Paracords are a must for every survivalist. They are extremely suited for outdoor use, have several uses, and can you can actually wear them as bracelets or belts. Wearing paracord ensures that you will always have access to a rope.
A Foot for an Inch

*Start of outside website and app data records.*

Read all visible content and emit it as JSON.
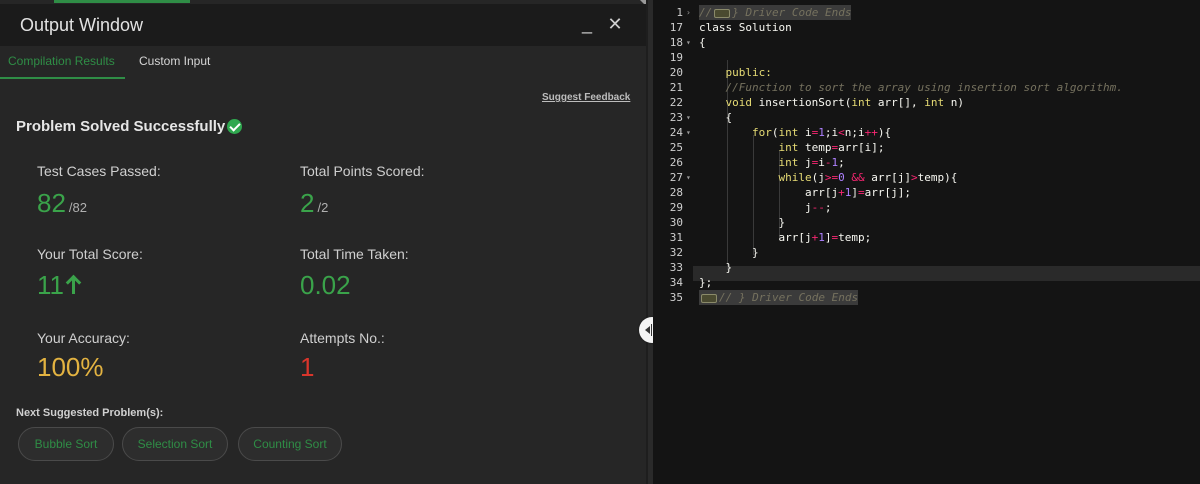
{
  "output_window": {
    "title": "Output Window",
    "minimize": "_",
    "close": "✕",
    "tabs": {
      "compilation": "Compilation Results",
      "custom": "Custom Input"
    },
    "suggest_feedback": "Suggest Feedback",
    "status": "Problem Solved Successfully",
    "stats": {
      "test_cases_label": "Test Cases Passed:",
      "test_cases_value": "82",
      "test_cases_total": "/82",
      "points_label": "Total Points Scored:",
      "points_value": "2",
      "points_total": "/2",
      "score_label": "Your Total Score:",
      "score_value": "11",
      "time_label": "Total Time Taken:",
      "time_value": "0.02",
      "accuracy_label": "Your Accuracy:",
      "accuracy_value": "100%",
      "attempts_label": "Attempts No.:",
      "attempts_value": "1"
    },
    "next_label": "Next Suggested Problem(s):",
    "suggestions": [
      "Bubble Sort",
      "Selection Sort",
      "Counting Sort"
    ]
  },
  "editor": {
    "lines": [
      {
        "n": "1",
        "fold": "›",
        "segments": [
          {
            "t": "//",
            "c": "cm"
          },
          {
            "t": "",
            "c": "box"
          },
          {
            "t": "} Driver Code Ends",
            "c": "cm"
          }
        ],
        "hl": true
      },
      {
        "n": "17",
        "fold": "",
        "segments": [
          {
            "t": "class Solution",
            "c": "tx"
          }
        ]
      },
      {
        "n": "18",
        "fold": "▾",
        "segments": [
          {
            "t": "{",
            "c": "tx"
          }
        ]
      },
      {
        "n": "19",
        "fold": "",
        "segments": []
      },
      {
        "n": "20",
        "fold": "",
        "segments": [
          {
            "t": "    ",
            "c": "tx"
          },
          {
            "t": "public:",
            "c": "kw"
          }
        ]
      },
      {
        "n": "21",
        "fold": "",
        "segments": [
          {
            "t": "    ",
            "c": "tx"
          },
          {
            "t": "//Function to sort the array using insertion sort algorithm.",
            "c": "cm"
          }
        ]
      },
      {
        "n": "22",
        "fold": "",
        "segments": [
          {
            "t": "    ",
            "c": "tx"
          },
          {
            "t": "void",
            "c": "kw"
          },
          {
            "t": " insertionSort(",
            "c": "tx"
          },
          {
            "t": "int",
            "c": "kw"
          },
          {
            "t": " arr[], ",
            "c": "tx"
          },
          {
            "t": "int",
            "c": "kw"
          },
          {
            "t": " n)",
            "c": "tx"
          }
        ]
      },
      {
        "n": "23",
        "fold": "▾",
        "segments": [
          {
            "t": "    {",
            "c": "tx"
          }
        ]
      },
      {
        "n": "24",
        "fold": "▾",
        "segments": [
          {
            "t": "        ",
            "c": "tx"
          },
          {
            "t": "for",
            "c": "kw"
          },
          {
            "t": "(",
            "c": "tx"
          },
          {
            "t": "int",
            "c": "kw"
          },
          {
            "t": " i",
            "c": "tx"
          },
          {
            "t": "=",
            "c": "op"
          },
          {
            "t": "1",
            "c": "num"
          },
          {
            "t": ";i",
            "c": "tx"
          },
          {
            "t": "<",
            "c": "op"
          },
          {
            "t": "n;i",
            "c": "tx"
          },
          {
            "t": "++",
            "c": "op"
          },
          {
            "t": "){",
            "c": "tx"
          }
        ]
      },
      {
        "n": "25",
        "fold": "",
        "segments": [
          {
            "t": "            ",
            "c": "tx"
          },
          {
            "t": "int",
            "c": "kw"
          },
          {
            "t": " temp",
            "c": "tx"
          },
          {
            "t": "=",
            "c": "op"
          },
          {
            "t": "arr[i];",
            "c": "tx"
          }
        ]
      },
      {
        "n": "26",
        "fold": "",
        "segments": [
          {
            "t": "            ",
            "c": "tx"
          },
          {
            "t": "int",
            "c": "kw"
          },
          {
            "t": " j",
            "c": "tx"
          },
          {
            "t": "=",
            "c": "op"
          },
          {
            "t": "i",
            "c": "tx"
          },
          {
            "t": "-",
            "c": "op"
          },
          {
            "t": "1",
            "c": "num"
          },
          {
            "t": ";",
            "c": "tx"
          }
        ]
      },
      {
        "n": "27",
        "fold": "▾",
        "segments": [
          {
            "t": "            ",
            "c": "tx"
          },
          {
            "t": "while",
            "c": "kw"
          },
          {
            "t": "(j",
            "c": "tx"
          },
          {
            "t": ">=",
            "c": "op"
          },
          {
            "t": "0",
            "c": "num"
          },
          {
            "t": " ",
            "c": "tx"
          },
          {
            "t": "&&",
            "c": "op"
          },
          {
            "t": " arr[j]",
            "c": "tx"
          },
          {
            "t": ">",
            "c": "op"
          },
          {
            "t": "temp){",
            "c": "tx"
          }
        ]
      },
      {
        "n": "28",
        "fold": "",
        "segments": [
          {
            "t": "                arr[j",
            "c": "tx"
          },
          {
            "t": "+",
            "c": "op"
          },
          {
            "t": "1",
            "c": "num"
          },
          {
            "t": "]",
            "c": "tx"
          },
          {
            "t": "=",
            "c": "op"
          },
          {
            "t": "arr[j];",
            "c": "tx"
          }
        ]
      },
      {
        "n": "29",
        "fold": "",
        "segments": [
          {
            "t": "                j",
            "c": "tx"
          },
          {
            "t": "--",
            "c": "op"
          },
          {
            "t": ";",
            "c": "tx"
          }
        ]
      },
      {
        "n": "30",
        "fold": "",
        "segments": [
          {
            "t": "            }",
            "c": "tx"
          }
        ]
      },
      {
        "n": "31",
        "fold": "",
        "segments": [
          {
            "t": "            arr[j",
            "c": "tx"
          },
          {
            "t": "+",
            "c": "op"
          },
          {
            "t": "1",
            "c": "num"
          },
          {
            "t": "]",
            "c": "tx"
          },
          {
            "t": "=",
            "c": "op"
          },
          {
            "t": "temp;",
            "c": "tx"
          }
        ]
      },
      {
        "n": "32",
        "fold": "",
        "segments": [
          {
            "t": "        }",
            "c": "tx"
          }
        ]
      },
      {
        "n": "33",
        "fold": "",
        "segments": [
          {
            "t": "    }",
            "c": "tx"
          }
        ]
      },
      {
        "n": "34",
        "fold": "",
        "segments": [
          {
            "t": "};",
            "c": "tx"
          }
        ]
      },
      {
        "n": "35",
        "fold": "",
        "segments": [
          {
            "t": "",
            "c": "box"
          },
          {
            "t": "// } Driver Code Ends",
            "c": "cm"
          }
        ],
        "hl": true
      }
    ]
  }
}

When it comes to paracord bracelets, every woven inch amounts to about a foot of cord. The standard 7-inch bracelet can usually provide as much as 7 feet of rope. Thicker weaves can provide you with more rope or you could always wear more than one bracelet. Paracord comes in many colors, so they can be as garish or as discreet as you prefer. Paracord bracelets are inconspicuous and won’t mark you as a survivalist unless you divulge their actual purpose. Replace your shoelaces with paracord; it’s supple enough for the job and you’ll get a few feet of extra rope. If you believe that you need more rope, you can weave a paracord belt. These belts can hold as much as 50 feet of rope, which you can easily unravel during emergencies.
Out in the Woods

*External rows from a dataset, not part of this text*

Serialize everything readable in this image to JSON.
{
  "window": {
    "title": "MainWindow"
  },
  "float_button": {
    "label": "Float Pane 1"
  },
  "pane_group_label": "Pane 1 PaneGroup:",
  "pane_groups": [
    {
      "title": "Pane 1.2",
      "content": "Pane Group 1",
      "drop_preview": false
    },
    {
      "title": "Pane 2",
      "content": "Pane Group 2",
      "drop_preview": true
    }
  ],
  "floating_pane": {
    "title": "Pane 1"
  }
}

The versatility of paracord become apparent in an outdoor survival setting. It has a breaking point of 500 lbs, which enables it to be used in the toughest situations. Paracord can be used to bind wood to make shelter, as climbing ropes, and makeshift ladders. The inside strands or guts of a paracord make excellent fishing lines, nets, and animal traps. Fires won’t be a problem since you can easily make a simple bow drill with just pieces of wood and some paracord. Hunters often use paracord in their bow grips and bow slings, but these same cords can actually be used as replacement bowstrings. Without an actual bow, you can make your own bow with willow, ash, or bamboo. Just carve and shape one into a bow and string it with your paracord. When making a makeshift bow, you should always consider adding an arrow rest (just carve it from a small piece of wood and tie it to your bow) to ensure your hands don’t get injured.
In Case of Emergencies

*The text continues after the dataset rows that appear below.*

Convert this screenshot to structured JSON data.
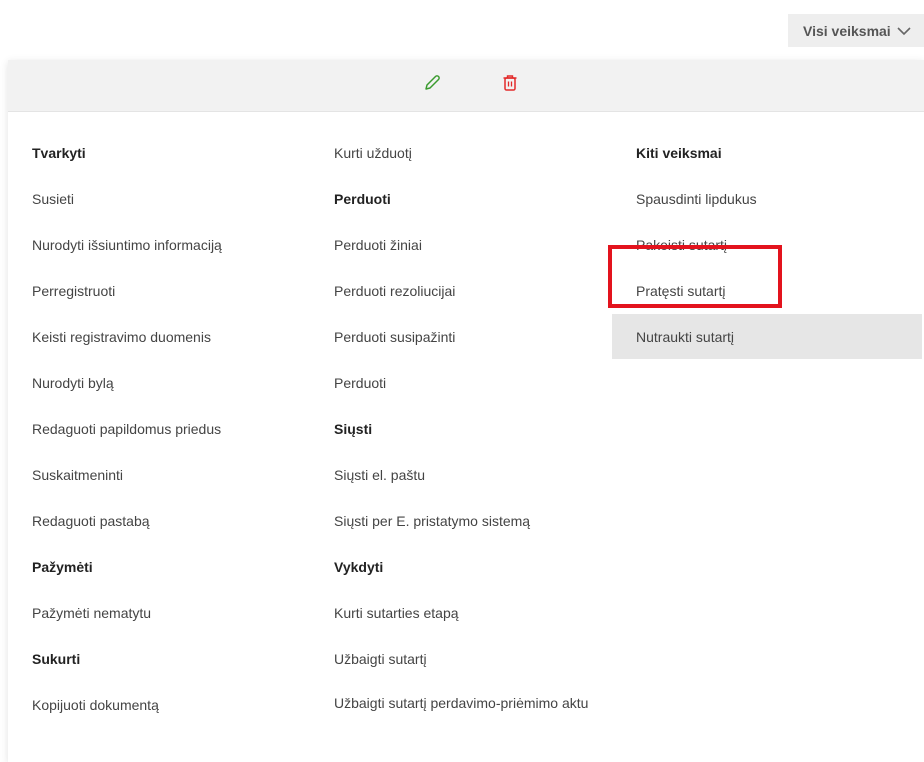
{
  "header": {
    "all_actions_label": "Visi veiksmai",
    "chevron_icon": "chevron-down-icon"
  },
  "toolbar": {
    "edit_icon": "pencil-icon",
    "delete_icon": "trash-icon",
    "edit_color": "#3a9b2e",
    "delete_color": "#e32b2b"
  },
  "columns": [
    {
      "items": [
        {
          "label": "Tvarkyti",
          "type": "heading"
        },
        {
          "label": "Susieti",
          "type": "action"
        },
        {
          "label": "Nurodyti išsiuntimo informaciją",
          "type": "action"
        },
        {
          "label": "Perregistruoti",
          "type": "action"
        },
        {
          "label": "Keisti registravimo duomenis",
          "type": "action"
        },
        {
          "label": "Nurodyti bylą",
          "type": "action"
        },
        {
          "label": "Redaguoti papildomus priedus",
          "type": "action"
        },
        {
          "label": "Suskaitmeninti",
          "type": "action"
        },
        {
          "label": "Redaguoti pastabą",
          "type": "action"
        },
        {
          "label": "Pažymėti",
          "type": "heading"
        },
        {
          "label": "Pažymėti nematytu",
          "type": "action"
        },
        {
          "label": "Sukurti",
          "type": "heading"
        },
        {
          "label": "Kopijuoti dokumentą",
          "type": "action"
        }
      ]
    },
    {
      "items": [
        {
          "label": "Kurti užduotį",
          "type": "action"
        },
        {
          "label": "Perduoti",
          "type": "heading"
        },
        {
          "label": "Perduoti žiniai",
          "type": "action"
        },
        {
          "label": "Perduoti rezoliucijai",
          "type": "action"
        },
        {
          "label": "Perduoti susipažinti",
          "type": "action"
        },
        {
          "label": "Perduoti",
          "type": "action"
        },
        {
          "label": "Siųsti",
          "type": "heading"
        },
        {
          "label": "Siųsti el. paštu",
          "type": "action"
        },
        {
          "label": "Siųsti per E. pristatymo sistemą",
          "type": "action"
        },
        {
          "label": "Vykdyti",
          "type": "heading"
        },
        {
          "label": "Kurti sutarties etapą",
          "type": "action"
        },
        {
          "label": "Užbaigti sutartį",
          "type": "action"
        },
        {
          "label": "Užbaigti sutartį perdavimo-priėmimo aktu",
          "type": "action"
        }
      ]
    },
    {
      "items": [
        {
          "label": "Kiti veiksmai",
          "type": "heading"
        },
        {
          "label": "Spausdinti lipdukus",
          "type": "action"
        },
        {
          "label": "Pakeisti sutartį",
          "type": "action"
        },
        {
          "label": "Pratęsti sutartį",
          "type": "action"
        },
        {
          "label": "Nutraukti sutartį",
          "type": "action",
          "selected": true
        }
      ]
    }
  ],
  "highlight_color": "#e3131d"
}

While they’re not the most ideal materials, paracord is still effective in certain emergency situations. Paracord can be used to easily make makeshift slings, splints, and tourniquets. Just make sure to braid the cord to make it thicker, so it doesn’t cut into the skin. Longer cords can be used to make rope stretchers in case someone in your group loses mobility or consciousness. The inside strands (guts) of paracord can be used as sutures, closing wounds and preventing excessive bleeding. If someone falls into a ditch, raging river, or quicksand, the 500-lbs breaking point of paracord allows you to make use of it as an effective safety or rescue line.
Paracord is an effective tool for every outdoorsman and survivalist. It is versatile and handy. A couple of bracelets ensure that you will always have them in your person, and they do look stylish in a rough kind of way.